I use the word “news” advisedly here, since I wanted to draw your attention to two blogs of note … they are “news” because I read them in my news reader, how’s that? Google Reader has a “trends” page that offers stats about your reading habits. One thing stood out: most of the subscriptions on my “Top Ten” list (sorted by how many posts I actually read, as opposed to ones I skipped) go unread by me. For instance, I subscribe to Lifehacker, and they crank out a lot of posts each day, but I only read 18% of those posts.
One blog I have mentioned before is “A plain blog about politics” by Jonathan Bernstein. I bring it up again here because while Jonathan doesn’t post as often as Lifehacker (there’s only one of him, and lots of people on Lifehacker), I have read 100% of what he has written. This is, as you can imagine, a record. I mentioned to Jonathan earlier today that when I was listening to some pundits on the radio, I knew more about what they were discussing because I had his blog for background material. His writing on the process of creating a health-care reform measure has been fascinating. I admit that at times I want to pull my hair out as I read him … he understands the process in some detail, and he is always looking several steps down the road, while I want things done now, exactly my way. The result is that I am reading more about mainstream Democratic thought than I have in years, and while I differ at times from Jonathan on philosophies, I have a much better understanding of how someone could come to a reasoned position as a centrist.

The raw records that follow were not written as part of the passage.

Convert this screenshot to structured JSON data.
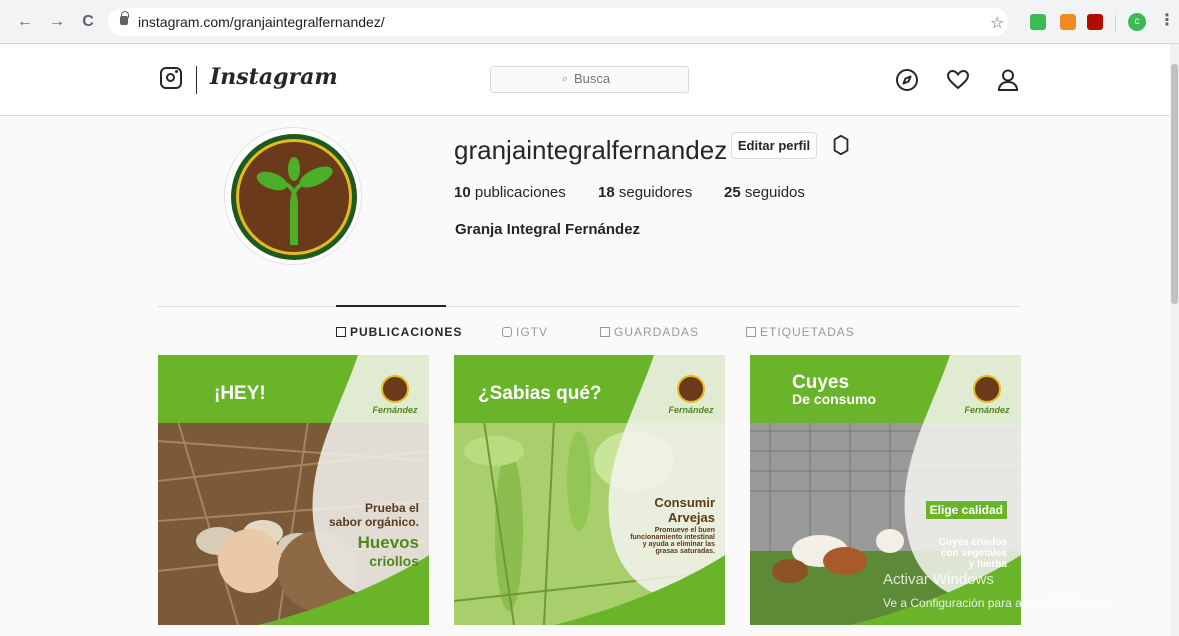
{
  "browser": {
    "url": "instagram.com/granjaintegralfernandez/",
    "back": "←",
    "forward": "→",
    "reload": "C",
    "star": "☆",
    "profile_initial": "c",
    "menu": "⋮"
  },
  "header": {
    "wordmark": "Instagram",
    "search_placeholder": "Busca",
    "search_icon": "Q"
  },
  "profile": {
    "username": "granjaintegralfernandez",
    "edit_button": "Editar perfil",
    "posts_count": "10",
    "posts_label": " publicaciones",
    "followers_count": "18",
    "followers_label": " seguidores",
    "following_count": "25",
    "following_label": " seguidos",
    "full_name": "Granja Integral Fernández"
  },
  "tabs": [
    {
      "label": "PUBLICACIONES",
      "active": true
    },
    {
      "label": "IGTV",
      "active": false
    },
    {
      "label": "GUARDADAS",
      "active": false
    },
    {
      "label": "ETIQUETADAS",
      "active": false
    }
  ],
  "posts": [
    {
      "title": "¡HEY!",
      "logo_word": "Fernández",
      "line1": "Prueba el",
      "line2": "sabor orgánico.",
      "big1": "Huevos",
      "big2": "criollos"
    },
    {
      "title": "¿Sabias qué?",
      "logo_word": "Fernández",
      "big1": "Consumir",
      "big2": "Arvejas",
      "small1": "Promueve el buen",
      "small2": "funcionamiento intestinal",
      "small3": "y ayuda a eliminar las",
      "small4": "grasas saturadas."
    },
    {
      "title_line1": "Cuyes",
      "title_line2": "De consumo",
      "logo_word": "Fernández",
      "big1": "Elige calidad",
      "small1": "Cuyes  criados",
      "small2": "con vegetales",
      "small3": "y hierba"
    }
  ],
  "watermark": {
    "line1": "Activar Windows",
    "line2": "Ve a Configuración para activar Windows."
  },
  "colors": {
    "brand_green": "#6ab42a",
    "logo_brown": "#6b3a1a",
    "logo_ring": "#e4b922"
  }
}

I’d also like to mention a site where I have read 97% of what they post. To be honest, I don’t know where that other 3% went, because I love “If Charlie Parker Was a Gunslinger, There’d Be a Whole Lot of Dead Copycats” and read it religiously. It’s not the kind of site that would end up in these “news” posts of mine … the posts are made up almost entire of pictures (photos, usually) with no comments other than identifiers (although there is a comments section where people can chime in). The folks at this site (five people are listed, but I tend to associate it with “Tom Sutpen”) offer what they call “An Ongoing Series of Cultural and Personal Observations.” The posts fall into a wide variety of categories that are thematic in nature … “Norman Rockwell Saved from Drowning,” “Artists in Action,” or “Tricky: Scenes from a Life.” Sometimes you’ll see something you recognize, other times you’ll find something new-to-you and perfect.

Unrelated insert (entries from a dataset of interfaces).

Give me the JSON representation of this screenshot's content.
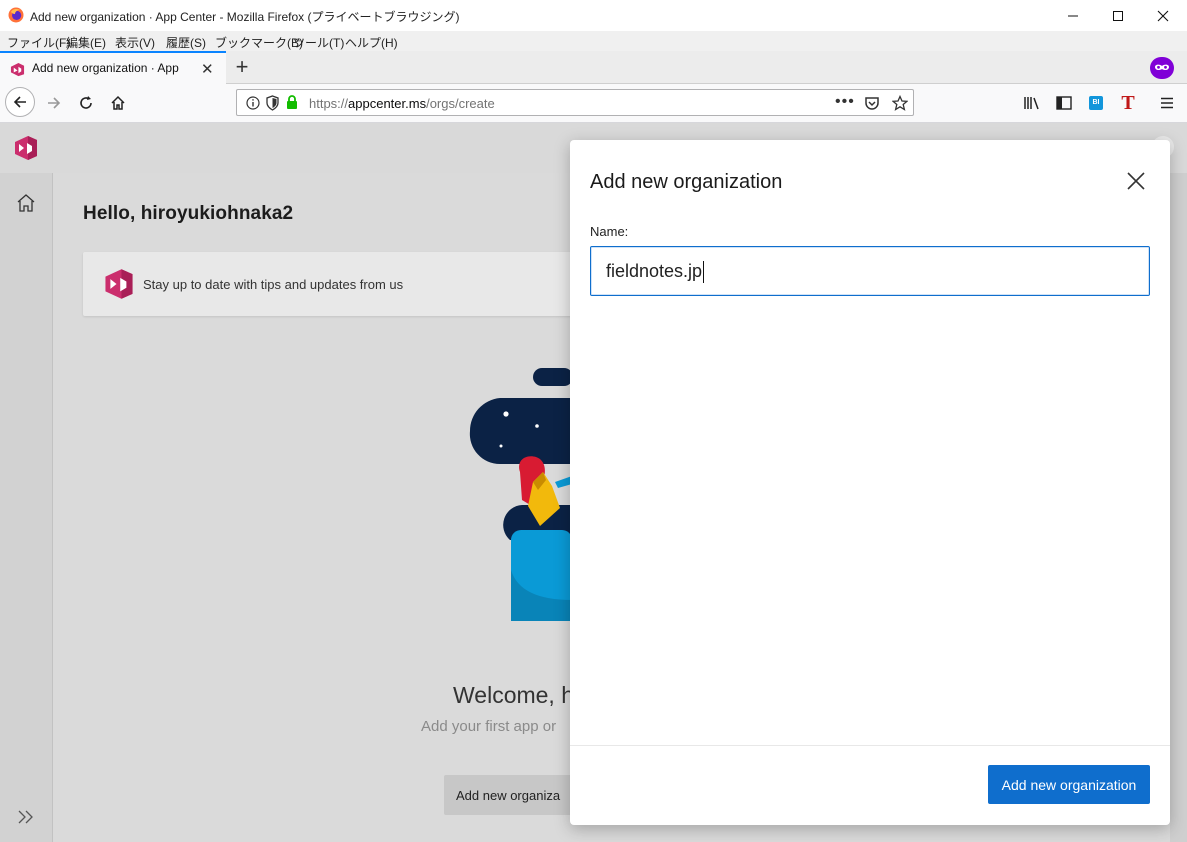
{
  "window": {
    "title": "Add new organization · App Center - Mozilla Firefox (プライベートブラウジング)"
  },
  "menu": {
    "items": [
      "ファイル(F)",
      "編集(E)",
      "表示(V)",
      "履歴(S)",
      "ブックマーク(B)",
      "ツール(T)",
      "ヘルプ(H)"
    ]
  },
  "tab": {
    "label": "Add new organization · App Center"
  },
  "urlbar": {
    "prefix": "https://",
    "host": "appcenter.ms",
    "path": "/orgs/create"
  },
  "page": {
    "greeting": "Hello, hiroyukiohnaka2",
    "tip": "Stay up to date with tips and updates from us",
    "welcome": "Welcome, h",
    "subwelcome": "Add your first app or",
    "add_org_button": "Add new organiza"
  },
  "dialog": {
    "title": "Add new organization",
    "name_label": "Name:",
    "name_value": "fieldnotes.jp",
    "submit_label": "Add new organization"
  },
  "colors": {
    "accent": "#0f6ecd",
    "app_brand": "#cb2e6d",
    "private_badge": "#8000d7",
    "illustration_navy": "#0b2245",
    "illustration_blue": "#0a9ad6"
  }
}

Google Reader doesn’t lie … these two sites are always worth checking out.